### Source data

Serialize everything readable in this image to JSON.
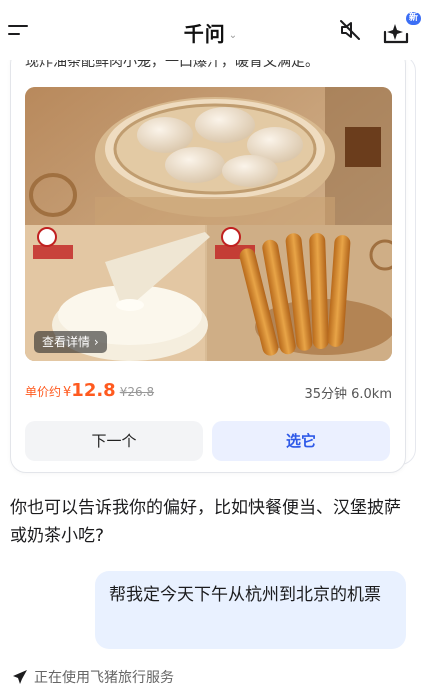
{
  "header": {
    "title": "千问",
    "chevron": "⌄",
    "new_badge": "新"
  },
  "icons": {
    "menu": "menu-icon",
    "chevron": "chevron-down-icon",
    "mute": "speaker-muted-icon",
    "new_chat": "new-chat-sparkle-icon",
    "plane": "plane-icon"
  },
  "card": {
    "description": "现炸油条配鲜肉小笼，一口爆汁，暖胃又满足。",
    "detail_button": "查看详情 ›",
    "price_label": "单价约",
    "currency": "¥",
    "price": "12.8",
    "original_price": "¥26.8",
    "eta": "35分钟 6.0km",
    "next_button": "下一个",
    "pick_button": "选它"
  },
  "chat": {
    "bot_message": "你也可以告诉我你的偏好，比如快餐便当、汉堡披萨或奶茶小吃?",
    "user_message": "帮我定今天下午从杭州到北京的机票",
    "service_status": "正在使用飞猪旅行服务"
  },
  "colors": {
    "accent": "#2f5ae8",
    "price": "#ff5a1f",
    "user_bubble": "#e9f1ff",
    "pick_button_bg": "#ebf0ff"
  }
}
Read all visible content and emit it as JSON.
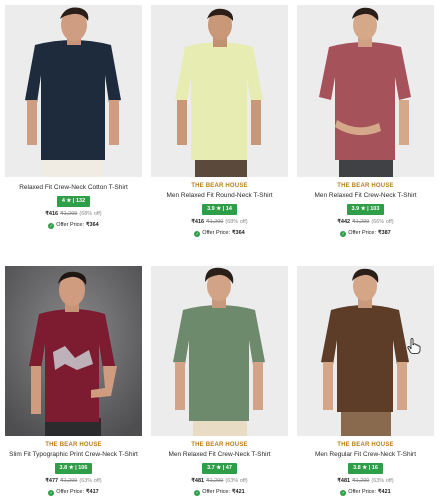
{
  "products": [
    {
      "brand": "",
      "name": "Relaxed Fit Crew-Neck Cotton T-Shirt",
      "rating": "4 ★ | 132",
      "sale_price": "₹416",
      "mrp": "₹1,299",
      "discount": "(68% off)",
      "offer_label": "Offer Price:",
      "offer_price": "₹364",
      "tshirt_color": "#1e2b3d",
      "pants_color": "#f1ece3"
    },
    {
      "brand": "THE BEAR HOUSE",
      "name": "Men Relaxed Fit Round-Neck T-Shirt",
      "rating": "3.9 ★ | 14",
      "sale_price": "₹416",
      "mrp": "₹1,299",
      "discount": "(68% off)",
      "offer_label": "Offer Price:",
      "offer_price": "₹364",
      "tshirt_color": "#e6ecb2",
      "pants_color": "#5b4a3c"
    },
    {
      "brand": "THE BEAR HOUSE",
      "name": "Men Relaxed Fit Crew-Neck T-Shirt",
      "rating": "3.9 ★ | 103",
      "sale_price": "₹442",
      "mrp": "₹1,299",
      "discount": "(66% off)",
      "offer_label": "Offer Price:",
      "offer_price": "₹387",
      "tshirt_color": "#a5525a",
      "pants_color": "#3f4144"
    },
    {
      "brand": "THE BEAR HOUSE",
      "name": "Slim Fit Typographic Print Crew-Neck T-Shirt",
      "rating": "3.8 ★ | 106",
      "sale_price": "₹477",
      "mrp": "₹1,299",
      "discount": "(63% off)",
      "offer_label": "Offer Price:",
      "offer_price": "₹417",
      "tshirt_color": "#7d1c30",
      "pants_color": "#2b2b2d"
    },
    {
      "brand": "THE BEAR HOUSE",
      "name": "Men Relaxed Fit Crew-Neck T-Shirt",
      "rating": "3.7 ★ | 47",
      "sale_price": "₹481",
      "mrp": "₹1,299",
      "discount": "(63% off)",
      "offer_label": "Offer Price:",
      "offer_price": "₹421",
      "tshirt_color": "#6e8a6d",
      "pants_color": "#e8dcc4"
    },
    {
      "brand": "THE BEAR HOUSE",
      "name": "Men Regular Fit Crew-Neck T-Shirt",
      "rating": "3.8 ★ | 16",
      "sale_price": "₹481",
      "mrp": "₹1,299",
      "discount": "(63% off)",
      "offer_label": "Offer Price:",
      "offer_price": "₹421",
      "tshirt_color": "#5d3d27",
      "pants_color": "#8a6a4f"
    }
  ],
  "colors": {
    "brand_text": "#b87e18",
    "rating_badge": "#2f9e48",
    "photo_bg": "#e9e9ea"
  },
  "icons": {
    "offer": "tag-check-icon",
    "cursor": "hand-pointer-icon"
  }
}
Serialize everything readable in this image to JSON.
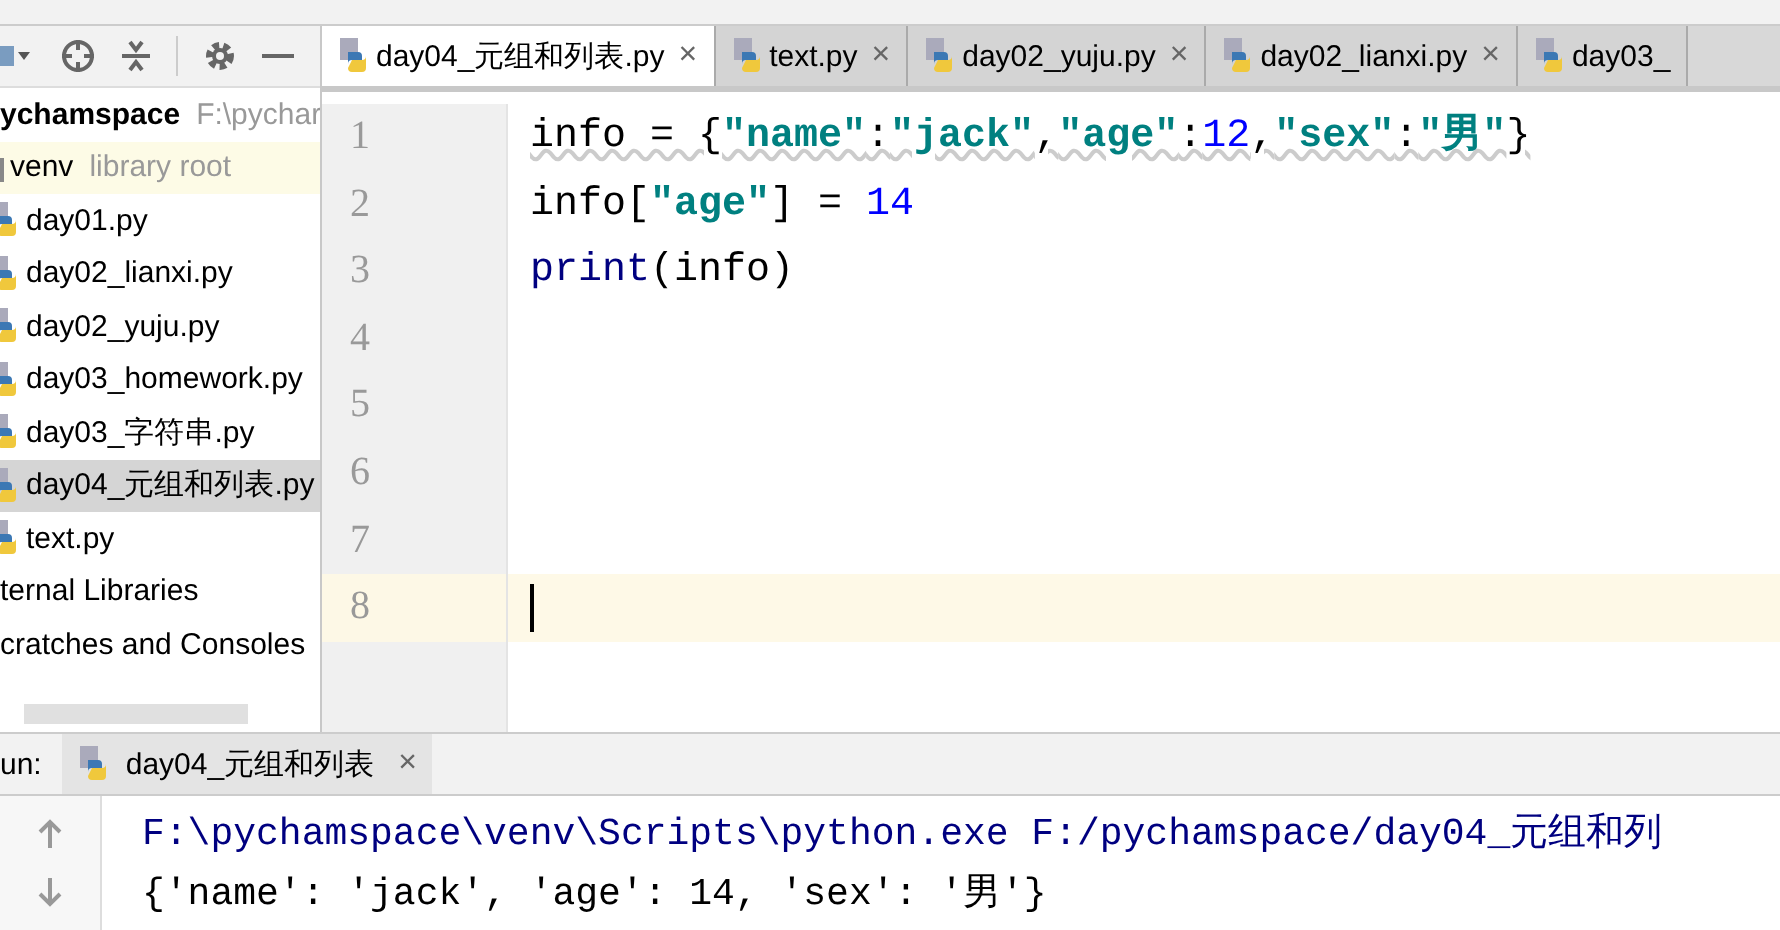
{
  "project_tree": {
    "root": {
      "label": "ychamspace",
      "hint": "F:\\pychar",
      "children": [
        {
          "kind": "folder",
          "label": "venv",
          "hint": "library root",
          "selected": false
        },
        {
          "kind": "file",
          "label": "day01.py",
          "selected": false
        },
        {
          "kind": "file",
          "label": "day02_lianxi.py",
          "selected": false
        },
        {
          "kind": "file",
          "label": "day02_yuju.py",
          "selected": false
        },
        {
          "kind": "file",
          "label": "day03_homework.py",
          "selected": false
        },
        {
          "kind": "file",
          "label": "day03_字符串.py",
          "selected": false
        },
        {
          "kind": "file",
          "label": "day04_元组和列表.py",
          "selected": true
        },
        {
          "kind": "file",
          "label": "text.py",
          "selected": false
        }
      ]
    },
    "others": [
      {
        "kind": "group",
        "label": "ternal Libraries"
      },
      {
        "kind": "group",
        "label": "cratches and Consoles"
      }
    ]
  },
  "tabs": [
    {
      "label": "day04_元组和列表.py",
      "selected": true,
      "close": "×"
    },
    {
      "label": "text.py",
      "selected": false,
      "close": "×"
    },
    {
      "label": "day02_yuju.py",
      "selected": false,
      "close": "×"
    },
    {
      "label": "day02_lianxi.py",
      "selected": false,
      "close": "×"
    },
    {
      "label": "day03_",
      "selected": false
    }
  ],
  "editor": {
    "lines": [
      {
        "number": "1",
        "tokens": [
          {
            "kind": "plain",
            "text": "info = {"
          },
          {
            "kind": "string",
            "text": "\"name\""
          },
          {
            "kind": "plain",
            "text": ":"
          },
          {
            "kind": "string",
            "text": "\"jack\""
          },
          {
            "kind": "plain",
            "text": ","
          },
          {
            "kind": "string",
            "text": "\"age\""
          },
          {
            "kind": "plain",
            "text": ":"
          },
          {
            "kind": "number",
            "text": "12"
          },
          {
            "kind": "plain",
            "text": ","
          },
          {
            "kind": "string",
            "text": "\"sex\""
          },
          {
            "kind": "plain",
            "text": ":"
          },
          {
            "kind": "string",
            "text": "\"男\""
          },
          {
            "kind": "plain",
            "text": "}"
          }
        ]
      },
      {
        "number": "2",
        "tokens": [
          {
            "kind": "plain",
            "text": "info["
          },
          {
            "kind": "string",
            "text": "\"age\""
          },
          {
            "kind": "plain",
            "text": "] = "
          },
          {
            "kind": "number",
            "text": "14"
          }
        ]
      },
      {
        "number": "3",
        "tokens": [
          {
            "kind": "builtin",
            "text": "print"
          },
          {
            "kind": "plain",
            "text": "(info)"
          }
        ]
      },
      {
        "number": "4",
        "current": false
      },
      {
        "number": "5",
        "current": false
      },
      {
        "number": "6",
        "current": false
      },
      {
        "number": "7",
        "current": false
      },
      {
        "number": "8",
        "current": true
      }
    ]
  },
  "run_panel": {
    "label": "un:",
    "tab": {
      "label": "day04_元组和列表",
      "close": "×",
      "selected": true
    },
    "output": [
      "F:\\pychamspace\\venv\\Scripts\\python.exe F:/pychamspace/day04_元组和列",
      "{'name': 'jack', 'age': 14, 'sex': '男'}"
    ]
  }
}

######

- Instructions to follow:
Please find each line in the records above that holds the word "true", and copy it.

- Task result:
          "selected": true
      "selected": true,
        "current": true
      "selected": true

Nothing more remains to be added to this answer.